* **EXERCISE DESCRIPTION**:
Scan each line of the records for the word "filter" and extract the ones that have it.

* **PROVIDED DATA**:
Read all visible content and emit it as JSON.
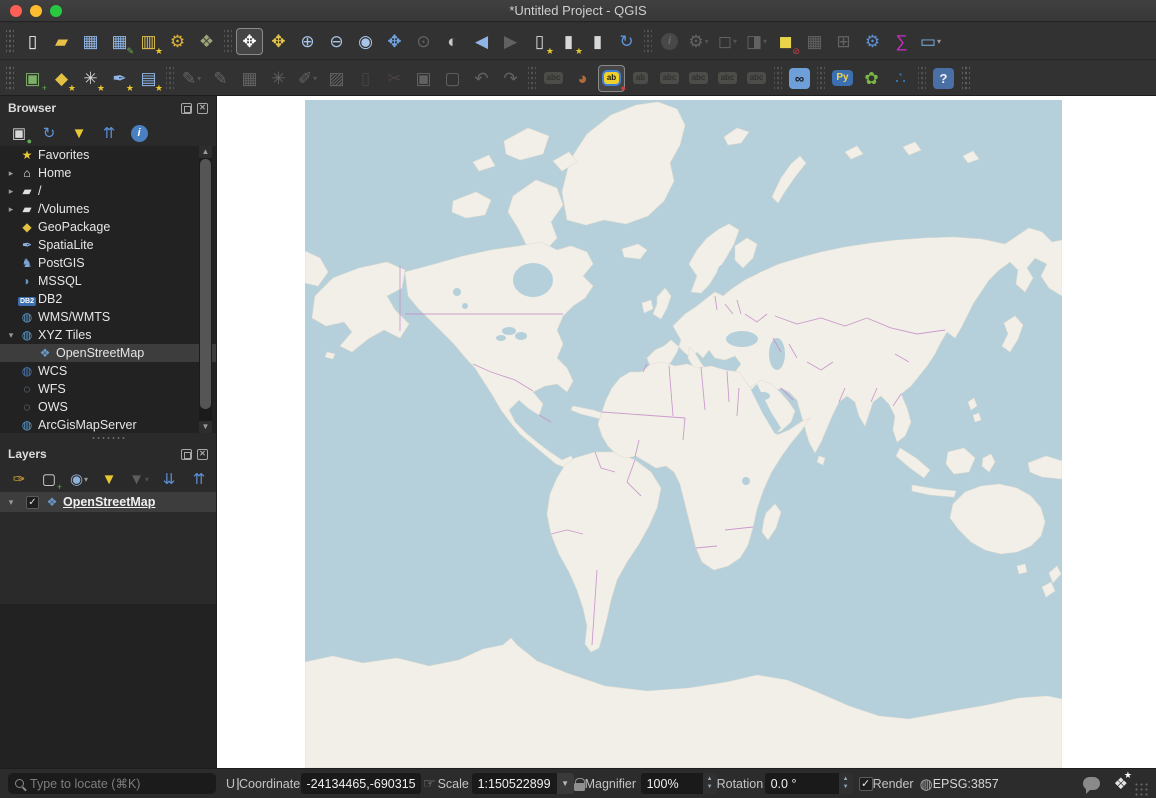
{
  "window": {
    "title": "*Untitled Project - QGIS",
    "traffic_lights": {
      "close": "#ff5f57",
      "minimize": "#febc2e",
      "zoom": "#28c840"
    }
  },
  "icons_note": "glyphs are unicode stand-ins for QGIS toolbar icons",
  "toolbar1": {
    "items": [
      {
        "type": "handle"
      },
      {
        "name": "new-project",
        "glyph": "▯",
        "color": "#f2f2f2"
      },
      {
        "name": "open-project",
        "glyph": "▰",
        "color": "#e7c04a"
      },
      {
        "name": "save-project",
        "glyph": "▦",
        "color": "#8fb6e6"
      },
      {
        "name": "save-project-as",
        "glyph": "▦",
        "color": "#8fb6e6",
        "badge": "✎",
        "badgeColor": "#69b556"
      },
      {
        "name": "new-print-layout",
        "glyph": "▥",
        "color": "#dfc04e",
        "badge": "★",
        "badgeColor": "#e8c832"
      },
      {
        "name": "show-layout-manager",
        "glyph": "⚙",
        "color": "#d9b23c"
      },
      {
        "name": "style-manager",
        "glyph": "❖",
        "color": "#9aa579"
      },
      {
        "type": "sep"
      },
      {
        "name": "pan-map",
        "glyph": "✥",
        "color": "#ffffff",
        "active": true
      },
      {
        "name": "pan-to-selection",
        "glyph": "✥",
        "color": "#e4c44c"
      },
      {
        "name": "zoom-in",
        "glyph": "⊕",
        "color": "#a8c4e8"
      },
      {
        "name": "zoom-out",
        "glyph": "⊖",
        "color": "#a8c4e8"
      },
      {
        "name": "zoom-native-resolution",
        "glyph": "◉",
        "color": "#a8c4e8"
      },
      {
        "name": "zoom-full",
        "glyph": "✥",
        "color": "#74a2dc"
      },
      {
        "name": "zoom-to-selection",
        "glyph": "⊙",
        "disabled": true
      },
      {
        "name": "zoom-to-layer",
        "glyph": "◐",
        "color": "#c8c8c8"
      },
      {
        "name": "zoom-last",
        "glyph": "◀",
        "color": "#8fb6e6"
      },
      {
        "name": "zoom-next",
        "glyph": "▶",
        "disabled": true
      },
      {
        "name": "new-spatial-bookmark",
        "glyph": "▯",
        "color": "#d8d8d8",
        "badge": "★",
        "badgeColor": "#e8c832"
      },
      {
        "name": "show-spatial-bookmarks",
        "glyph": "▮",
        "color": "#d8d8d8",
        "badge": "★",
        "badgeColor": "#e8c832"
      },
      {
        "name": "spatial-bookmark-manager",
        "glyph": "▮",
        "color": "#d8d8d8"
      },
      {
        "name": "refresh-map",
        "glyph": "↻",
        "color": "#5e93d8"
      },
      {
        "type": "sep"
      },
      {
        "name": "identify-features",
        "kind": "circled",
        "glyph": "i",
        "disabled": true
      },
      {
        "name": "run-feature-action",
        "glyph": "⚙",
        "disabled": true,
        "dropdown": true
      },
      {
        "name": "select-features",
        "glyph": "◻",
        "disabled": true,
        "dropdown": true
      },
      {
        "name": "select-features-by-value",
        "glyph": "◨",
        "disabled": true,
        "dropdown": true
      },
      {
        "name": "deselect-features-all-layers",
        "glyph": "◼",
        "color": "#e8d44a",
        "badge": "⊘",
        "badgeColor": "#d04040"
      },
      {
        "name": "open-attribute-table",
        "glyph": "▦",
        "disabled": true
      },
      {
        "name": "field-calculator",
        "glyph": "⊞",
        "disabled": true
      },
      {
        "name": "processing-toolbox",
        "glyph": "⚙",
        "color": "#5b8fd4"
      },
      {
        "name": "statistical-summary",
        "glyph": "∑",
        "color": "#c62fc6"
      },
      {
        "name": "measure-line",
        "glyph": "▭",
        "color": "#7fb0e0",
        "dropdown": true
      }
    ]
  },
  "toolbar2": {
    "items": [
      {
        "type": "handle"
      },
      {
        "name": "open-data-source-manager",
        "glyph": "▣",
        "color": "#7fb06a",
        "badge": "+",
        "badgeColor": "#5fae4f"
      },
      {
        "name": "new-geopackage-layer",
        "glyph": "◆",
        "color": "#e2c040",
        "badge": "★",
        "badgeColor": "#e8c832"
      },
      {
        "name": "new-shapefile-layer",
        "glyph": "✳",
        "color": "#d8d8d8",
        "badge": "★",
        "badgeColor": "#e8c832"
      },
      {
        "name": "new-spatialite-layer",
        "glyph": "✒",
        "color": "#8fb6e6",
        "badge": "★",
        "badgeColor": "#e8c832"
      },
      {
        "name": "new-virtual-layer",
        "glyph": "▤",
        "color": "#8fb6e6",
        "badge": "★",
        "badgeColor": "#e8c832"
      },
      {
        "type": "sep"
      },
      {
        "name": "current-edits",
        "glyph": "✎",
        "disabled": true,
        "dropdown": true
      },
      {
        "name": "toggle-editing",
        "glyph": "✎",
        "disabled": true
      },
      {
        "name": "save-layer-edits",
        "glyph": "▦",
        "disabled": true
      },
      {
        "name": "add-feature",
        "glyph": "✳",
        "disabled": true
      },
      {
        "name": "vertex-tool",
        "glyph": "✐",
        "disabled": true,
        "dropdown": true
      },
      {
        "name": "modify-attributes",
        "glyph": "▨",
        "disabled": true
      },
      {
        "name": "delete-selected",
        "glyph": "▯",
        "disabled": true,
        "tint": "#b05858"
      },
      {
        "name": "cut-features",
        "glyph": "✂",
        "disabled": true,
        "tint": "#b05858"
      },
      {
        "name": "copy-features",
        "glyph": "▣",
        "disabled": true
      },
      {
        "name": "paste-features",
        "glyph": "▢",
        "disabled": true
      },
      {
        "name": "undo",
        "glyph": "↶",
        "disabled": true
      },
      {
        "name": "redo",
        "glyph": "↷",
        "disabled": true
      },
      {
        "type": "sep"
      },
      {
        "name": "layer-labeling-options",
        "kind": "chip",
        "text": "abc",
        "disabled": true
      },
      {
        "name": "layer-diagram-options",
        "glyph": "◕",
        "color": "#b06a3a"
      },
      {
        "name": "highlight-pinned-labels",
        "kind": "chip",
        "text": "ab",
        "active": true,
        "badge": "●",
        "badgeColor": "#d04040"
      },
      {
        "name": "pin-unpin-labels",
        "kind": "chip",
        "text": "ab",
        "disabled": true
      },
      {
        "name": "show-hide-labels",
        "kind": "chip",
        "text": "abc",
        "disabled": true
      },
      {
        "name": "move-label",
        "kind": "chip",
        "text": "abc",
        "disabled": true
      },
      {
        "name": "rotate-label",
        "kind": "chip",
        "text": "abc",
        "disabled": true
      },
      {
        "name": "change-label-properties",
        "kind": "chip",
        "text": "abc",
        "disabled": true
      },
      {
        "type": "sep"
      },
      {
        "name": "osm-place-search",
        "kind": "tile",
        "glyph": "∞",
        "color": "#16181c",
        "bg": "#6f9fd8"
      },
      {
        "type": "sep"
      },
      {
        "name": "python-console",
        "kind": "pychip",
        "text": "Py"
      },
      {
        "name": "plugin-leaf",
        "glyph": "✿",
        "color": "#7ab648"
      },
      {
        "name": "plugin-nodes",
        "glyph": "∴",
        "color": "#2f7fc0"
      },
      {
        "type": "sep"
      },
      {
        "name": "help-contents",
        "kind": "tile",
        "glyph": "?",
        "color": "#eaf0fa",
        "bg": "#4a6fa5"
      },
      {
        "type": "handle"
      }
    ]
  },
  "browser_panel": {
    "title": "Browser",
    "toolbar": [
      {
        "name": "add-selected-layers",
        "glyph": "▣",
        "color": "#d8d8d8",
        "badge": "●",
        "badgeColor": "#5fae4f"
      },
      {
        "name": "refresh-browser",
        "glyph": "↻",
        "color": "#5e93d8"
      },
      {
        "name": "filter-browser",
        "glyph": "▼",
        "color": "#e8c832"
      },
      {
        "name": "collapse-all-browser",
        "glyph": "⇈",
        "color": "#5b8fd4"
      },
      {
        "name": "properties-widget",
        "kind": "circled",
        "glyph": "i",
        "color": "#ffffff",
        "bg": "#4a7fc0"
      }
    ],
    "items": [
      {
        "label": "Favorites",
        "icon": "star",
        "glyph": "★",
        "color": "#e8c832",
        "depth": 1
      },
      {
        "label": "Home",
        "icon": "home-folder",
        "glyph": "⌂",
        "color": "#e8e8e8",
        "depth": 1,
        "arrow": "collapsed"
      },
      {
        "label": "/",
        "icon": "folder",
        "glyph": "▰",
        "color": "#e0e0e0",
        "depth": 1,
        "arrow": "collapsed"
      },
      {
        "label": "/Volumes",
        "icon": "folder",
        "glyph": "▰",
        "color": "#e0e0e0",
        "depth": 1,
        "arrow": "collapsed"
      },
      {
        "label": "GeoPackage",
        "icon": "geopackage",
        "glyph": "◆",
        "color": "#e2c040",
        "depth": 1
      },
      {
        "label": "SpatiaLite",
        "icon": "spatialite",
        "glyph": "✒",
        "color": "#8fb6e6",
        "depth": 1
      },
      {
        "label": "PostGIS",
        "icon": "postgis",
        "glyph": "♞",
        "color": "#7fa8d8",
        "depth": 1
      },
      {
        "label": "MSSQL",
        "icon": "mssql",
        "glyph": "◗",
        "color": "#6898c8",
        "depth": 1
      },
      {
        "label": "DB2",
        "icon": "db2",
        "kind": "dbchip",
        "text": "DB2",
        "depth": 1
      },
      {
        "label": "WMS/WMTS",
        "icon": "wms",
        "glyph": "◍",
        "color": "#5b9fd4",
        "depth": 1
      },
      {
        "label": "XYZ Tiles",
        "icon": "xyz-tiles",
        "glyph": "◍",
        "color": "#5b9fd4",
        "depth": 1,
        "arrow": "expanded"
      },
      {
        "label": "OpenStreetMap",
        "icon": "osm-tiles",
        "glyph": "❖",
        "color": "#6898c8",
        "depth": 2,
        "selected": true
      },
      {
        "label": "WCS",
        "icon": "wcs",
        "glyph": "◍",
        "color": "#4a7fc0",
        "depth": 1
      },
      {
        "label": "WFS",
        "icon": "wfs",
        "glyph": "◌",
        "color": "#88a8c8",
        "depth": 1
      },
      {
        "label": "OWS",
        "icon": "ows",
        "glyph": "◌",
        "color": "#88a8c8",
        "depth": 1
      },
      {
        "label": "ArcGisMapServer",
        "icon": "arcgis",
        "glyph": "◍",
        "color": "#5b9fd4",
        "depth": 1,
        "clipped": true
      }
    ]
  },
  "layers_panel": {
    "title": "Layers",
    "toolbar": [
      {
        "name": "open-layer-styling-panel",
        "glyph": "✑",
        "color": "#d4a43a"
      },
      {
        "name": "add-group",
        "glyph": "▢",
        "color": "#d8d8d8",
        "badge": "+",
        "badgeColor": "#5fae4f"
      },
      {
        "name": "manage-map-themes",
        "glyph": "◉",
        "color": "#8fb0d8",
        "dropdown": true
      },
      {
        "name": "filter-legend",
        "glyph": "▼",
        "color": "#e8c832"
      },
      {
        "name": "filter-by-expression",
        "glyph": "▼",
        "disabled": true,
        "dropdown": true
      },
      {
        "name": "expand-all-layers",
        "glyph": "⇊",
        "color": "#5b8fd4"
      },
      {
        "name": "collapse-all-layers",
        "glyph": "⇈",
        "color": "#5b8fd4"
      }
    ],
    "layers": [
      {
        "label": "OpenStreetMap",
        "checked": true,
        "expanded": true,
        "icon": "osm-tiles",
        "glyph": "❖",
        "color": "#6898c8",
        "selected": true
      }
    ]
  },
  "statusbar": {
    "locator_placeholder": "Type to locate (⌘K)",
    "message_clipped": "U",
    "coordinate_label": "Coordinate",
    "coordinate_value": "-24134465,-690315",
    "scale_label": "Scale",
    "scale_value": "1:150522899",
    "magnifier_label": "Magnifier",
    "magnifier_value": "100%",
    "rotation_label": "Rotation",
    "rotation_value": "0.0 °",
    "render_label": "Render",
    "crs": "EPSG:3857",
    "render_checked": true
  },
  "map": {
    "layer": "OpenStreetMap world view",
    "colors": {
      "sea": "#b5d0da",
      "land": "#f2efe8",
      "border": "#c48cc8",
      "canvas_margin": "#ffffff"
    }
  }
}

* **TASK RESULT**:
        "name": "filter-browser",
        "name": "filter-legend",
        "name": "filter-by-expression",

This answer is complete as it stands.